((

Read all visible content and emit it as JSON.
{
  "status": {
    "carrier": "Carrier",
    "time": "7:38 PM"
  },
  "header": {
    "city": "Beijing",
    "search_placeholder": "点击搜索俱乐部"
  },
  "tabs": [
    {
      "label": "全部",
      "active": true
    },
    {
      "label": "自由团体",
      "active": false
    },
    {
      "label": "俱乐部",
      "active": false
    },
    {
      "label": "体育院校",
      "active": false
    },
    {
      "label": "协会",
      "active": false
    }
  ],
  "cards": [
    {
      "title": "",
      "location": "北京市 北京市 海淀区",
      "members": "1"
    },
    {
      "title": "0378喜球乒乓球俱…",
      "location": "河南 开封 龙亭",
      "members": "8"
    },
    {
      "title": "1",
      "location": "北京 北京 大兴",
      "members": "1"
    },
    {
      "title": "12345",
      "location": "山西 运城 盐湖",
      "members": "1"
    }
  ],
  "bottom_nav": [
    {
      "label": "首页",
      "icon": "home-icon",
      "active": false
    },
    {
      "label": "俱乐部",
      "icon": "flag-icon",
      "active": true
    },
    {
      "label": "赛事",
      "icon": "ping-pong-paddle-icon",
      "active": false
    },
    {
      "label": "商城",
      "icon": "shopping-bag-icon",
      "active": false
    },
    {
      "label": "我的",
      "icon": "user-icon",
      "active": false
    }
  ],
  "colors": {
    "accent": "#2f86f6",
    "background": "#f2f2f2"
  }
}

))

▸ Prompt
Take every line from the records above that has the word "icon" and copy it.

▸ Finished task
      "icon": "home-icon",
      "icon": "flag-icon",
      "icon": "ping-pong-paddle-icon",
      "icon": "shopping-bag-icon",
      "icon": "user-icon",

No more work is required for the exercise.